* _What you will do_
Set down a true copy of the data, with all pictures left out.

Interface dataset entries:

========================

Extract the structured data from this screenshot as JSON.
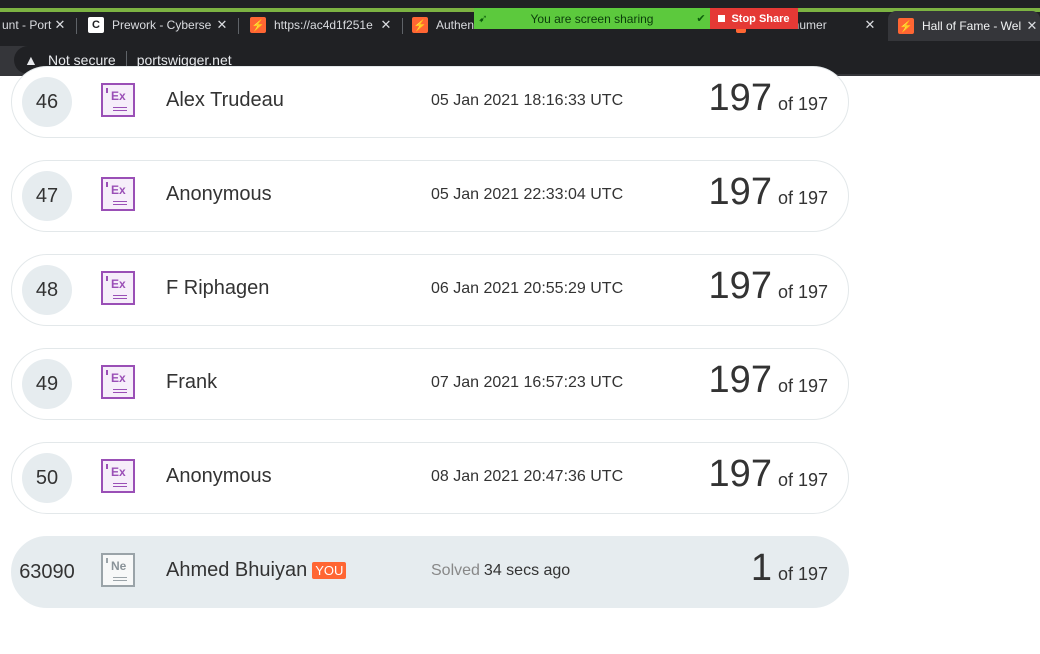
{
  "browser": {
    "tabs": [
      {
        "title": "unt - Port",
        "icon": "portswigger-icon",
        "favicon_text": "",
        "active": false
      },
      {
        "title": "Prework - Cyberse",
        "icon": "c-site-icon",
        "favicon_text": "C",
        "active": false
      },
      {
        "title": "https://ac4d1f251e",
        "icon": "portswigger-icon",
        "favicon_text": "",
        "active": false
      },
      {
        "title": "Authen",
        "icon": "portswigger-icon",
        "favicon_text": "",
        "active": false
      },
      {
        "title": "me enumer",
        "icon": "portswigger-icon",
        "favicon_text": "",
        "active": false
      },
      {
        "title": "Hall of Fame - Wel",
        "icon": "portswigger-icon",
        "favicon_text": "",
        "active": true
      }
    ],
    "screen_share": {
      "label": "You are screen sharing",
      "stop_label": "Stop Share"
    },
    "omnibox": {
      "security_label": "Not secure",
      "host": "portswigger.net"
    }
  },
  "leaderboard": {
    "rows": [
      {
        "rank": "46",
        "badge": "Ex",
        "name": "Alex Trudeau",
        "prefix": "",
        "date": "05 Jan 2021 18:16:33 UTC",
        "score": "197",
        "total": "of 197",
        "you_tag": ""
      },
      {
        "rank": "47",
        "badge": "Ex",
        "name": "Anonymous",
        "prefix": "",
        "date": "05 Jan 2021 22:33:04 UTC",
        "score": "197",
        "total": "of 197",
        "you_tag": ""
      },
      {
        "rank": "48",
        "badge": "Ex",
        "name": "F Riphagen",
        "prefix": "",
        "date": "06 Jan 2021 20:55:29 UTC",
        "score": "197",
        "total": "of 197",
        "you_tag": ""
      },
      {
        "rank": "49",
        "badge": "Ex",
        "name": "Frank",
        "prefix": "",
        "date": "07 Jan 2021 16:57:23 UTC",
        "score": "197",
        "total": "of 197",
        "you_tag": ""
      },
      {
        "rank": "50",
        "badge": "Ex",
        "name": "Anonymous",
        "prefix": "",
        "date": "08 Jan 2021 20:47:36 UTC",
        "score": "197",
        "total": "of 197",
        "you_tag": ""
      },
      {
        "rank": "63090",
        "badge": "Ne",
        "name": "Ahmed Bhuiyan",
        "prefix": "Solved",
        "date": "34 secs ago",
        "score": "1",
        "total": "of 197",
        "you_tag": "YOU"
      }
    ]
  },
  "colors": {
    "expert_badge": "#9a4fb6",
    "novice_badge": "#9aa3a8",
    "you_tag": "#ff6633",
    "share_bar": "#5cc93d",
    "stop_share": "#e53935"
  }
}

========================

* _Written solution_
Extract the structured data from this screenshot as JSON.
{
  "browser": {
    "tabs": [
      {
        "title": "unt - Port",
        "icon": "portswigger-icon",
        "favicon_text": "",
        "active": false
      },
      {
        "title": "Prework - Cyberse",
        "icon": "c-site-icon",
        "favicon_text": "C",
        "active": false
      },
      {
        "title": "https://ac4d1f251e",
        "icon": "portswigger-icon",
        "favicon_text": "",
        "active": false
      },
      {
        "title": "Authen",
        "icon": "portswigger-icon",
        "favicon_text": "",
        "active": false
      },
      {
        "title": "me enumer",
        "icon": "portswigger-icon",
        "favicon_text": "",
        "active": false
      },
      {
        "title": "Hall of Fame - Wel",
        "icon": "portswigger-icon",
        "favicon_text": "",
        "active": true
      }
    ],
    "screen_share": {
      "label": "You are screen sharing",
      "stop_label": "Stop Share"
    },
    "omnibox": {
      "security_label": "Not secure",
      "host": "portswigger.net"
    }
  },
  "leaderboard": {
    "rows": [
      {
        "rank": "46",
        "badge": "Ex",
        "name": "Alex Trudeau",
        "prefix": "",
        "date": "05 Jan 2021 18:16:33 UTC",
        "score": "197",
        "total": "of 197",
        "you_tag": ""
      },
      {
        "rank": "47",
        "badge": "Ex",
        "name": "Anonymous",
        "prefix": "",
        "date": "05 Jan 2021 22:33:04 UTC",
        "score": "197",
        "total": "of 197",
        "you_tag": ""
      },
      {
        "rank": "48",
        "badge": "Ex",
        "name": "F Riphagen",
        "prefix": "",
        "date": "06 Jan 2021 20:55:29 UTC",
        "score": "197",
        "total": "of 197",
        "you_tag": ""
      },
      {
        "rank": "49",
        "badge": "Ex",
        "name": "Frank",
        "prefix": "",
        "date": "07 Jan 2021 16:57:23 UTC",
        "score": "197",
        "total": "of 197",
        "you_tag": ""
      },
      {
        "rank": "50",
        "badge": "Ex",
        "name": "Anonymous",
        "prefix": "",
        "date": "08 Jan 2021 20:47:36 UTC",
        "score": "197",
        "total": "of 197",
        "you_tag": ""
      },
      {
        "rank": "63090",
        "badge": "Ne",
        "name": "Ahmed Bhuiyan",
        "prefix": "Solved",
        "date": "34 secs ago",
        "score": "1",
        "total": "of 197",
        "you_tag": "YOU"
      }
    ]
  },
  "colors": {
    "expert_badge": "#9a4fb6",
    "novice_badge": "#9aa3a8",
    "you_tag": "#ff6633",
    "share_bar": "#5cc93d",
    "stop_share": "#e53935"
  }
}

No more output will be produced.